Next, I headed back to Cosmic Rewind for my paid ride, rode Mission Mars twice – once each in the orange and green versions to see both stories, and walked back through the very newly opened central area where I visited with a new bronze status of Walt Disney and saw the new Moana themed Journey of Water. I also visited JoA after dark, so will give both sets of pictures together below. I used a Genie+ lightning lane to cut the line at Soarin’ which was using the California version of the movie and then headed to an early dinner.

Space 220 is a fairly new restaurant at Epcot that simulates taking an elevator from Epcot into space and dining high above the planet. It has huge bay windows that look out over the Earth and periodically show space suited figures or other craft drifting by. Reservations are in very high demand. I started trying to make a reservation at the exact time of day that they became available 60 days in advance of my visit and failed. I tried at least once every day after that. It took me a month to succeed with a 4:05 dinner reservation. The restaurant is also very expensive. Lunch is $55 for two courses and dinner is $79 for three courses. And you can add drinks, tax, and tips on top of that price. To me, the food was good but not that good. However, the total experience was worth it.

Following dinner, I rode some of the older rides including Test Track, Journey into Imagination, and The Seas with Nemo and Friends before finding a spot to watch the new fireworks show called Luminous The Symphony of Us.

And then it was time to call it a night.

Wednesday night, Disney had an “after hours” event at Hollywood Studios. This was a separate ticket for a low crowd night at the park that ran from 9pm to 12:30am. You could arrive and be admitted as early as 7pm, but the day guests were allowed to be there as well until 9. At 9:30pm free simple snacks were put out: popcorn, bottled Coke products and water, and a couple of basic Mickey ice cream bars. Nearly all of the stores (except at ride exits), shows, and food venues were closed but all of the rides were open and were walk-ons (no wait) for most of the evening.

I did Star Tours 3 times, starting at just after 7pm since it had a 5 minute wait even with the day visitors still in the park, got a holiday special pop tart from Woody’s Lunch Box before it closed, then walked into Smuggler’s Run 4 times (including a solo flight where I piloted from Chewie’s seat) followed by Rise of the Resistance twice.

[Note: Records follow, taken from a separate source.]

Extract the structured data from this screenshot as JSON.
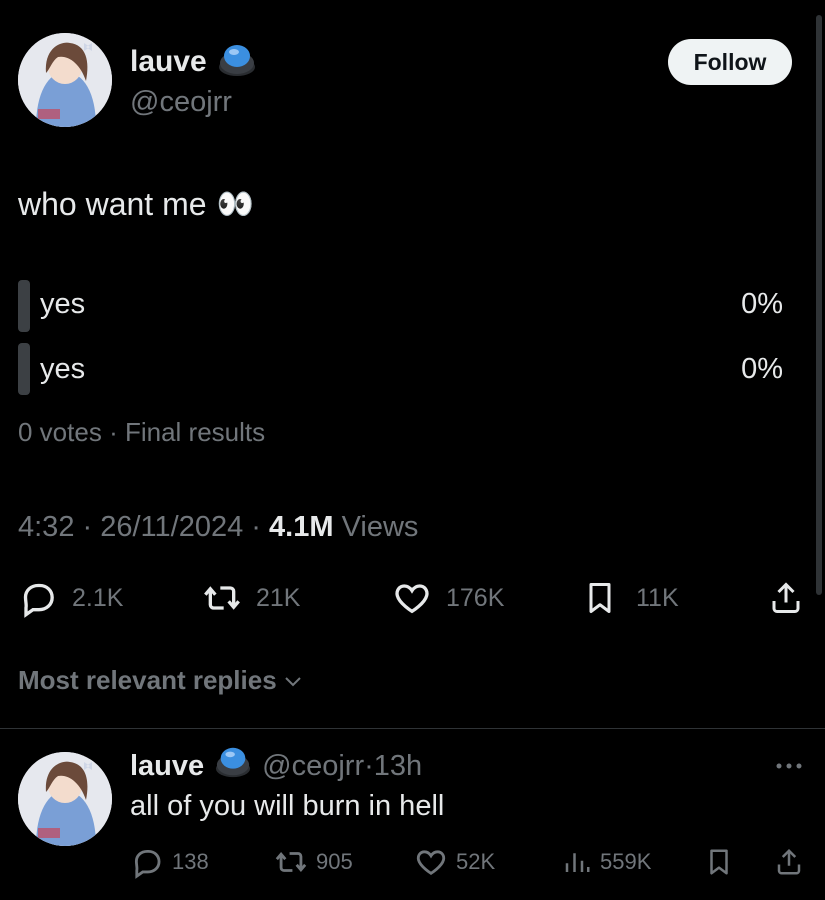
{
  "post": {
    "author": {
      "name": "lauve",
      "handle": "@ceojrr"
    },
    "follow_label": "Follow",
    "text": "who want me",
    "text_emoji": "👀",
    "poll": {
      "options": [
        {
          "label": "yes",
          "percent": "0%"
        },
        {
          "label": "yes",
          "percent": "0%"
        }
      ],
      "votes": "0 votes",
      "status": "Final results"
    },
    "time": "4:32",
    "date": "26/11/2024",
    "views_count": "4.1M",
    "views_label": "Views",
    "actions": {
      "replies": "2.1K",
      "reposts": "21K",
      "likes": "176K",
      "bookmarks": "11K"
    }
  },
  "replies_sort_label": "Most relevant replies",
  "reply": {
    "author": {
      "name": "lauve",
      "handle": "@ceojrr",
      "time": "13h"
    },
    "text": "all of you will burn in hell",
    "actions": {
      "replies": "138",
      "reposts": "905",
      "likes": "52K",
      "views": "559K"
    }
  },
  "colors": {
    "background": "#000000",
    "text": "#e7e9ea",
    "muted": "#71767b",
    "badge": "#3b8fe0"
  }
}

Slinky Dog Dash was down for much of the evening, so I walked past it and had a 30 minute wait for Toy Story Mania, then a walk-on for Tower of Terror followed by Mickey & Minnie. SDD finally reopened as I was almost to RotR for my last ride of the evening, so I went past and got in a 30 minute line for it and then called it a night at just after midnight. For my free snacks I had ate a box of popcorn and a diet coke and brought home another one of each. I got what I expected from the evening and felt it was worth my time and money.

Another interesting detail of the event was the appearance of a variety of unusual characters to meet including Rafiki, Pinocchio, Tiana, and Duffy. I also saw Minnie in the street interacting with folks as they left.

The weather was clear and in the low 50s, so long pants and a hoodie were appropriate garb. Disney calls these After Hours openings “Special Events” similar to their Halloween and Christmas activities. Tickets can be purchased on their Special Event page or from discounted resellers like Undercover Tourist. My ticket was about $150.

Orlando & Aerospace Conference

The main reason for staying an extra week was to attend the AIAA SciTech conference for aerospace engineering professionals. I had a good time listening to a wide variety of presentations and gave my own talk about a code that I had developed for work over the past 20 years called Loft. My office’s social media person even created this image for use on Twitter/X and other social media.

Cruise and Theme Park Accessories

Here is a short list of accessories that we found useful on our trip that might be a useful cruise shopping list or check list. Most links are Amazon affiliate links: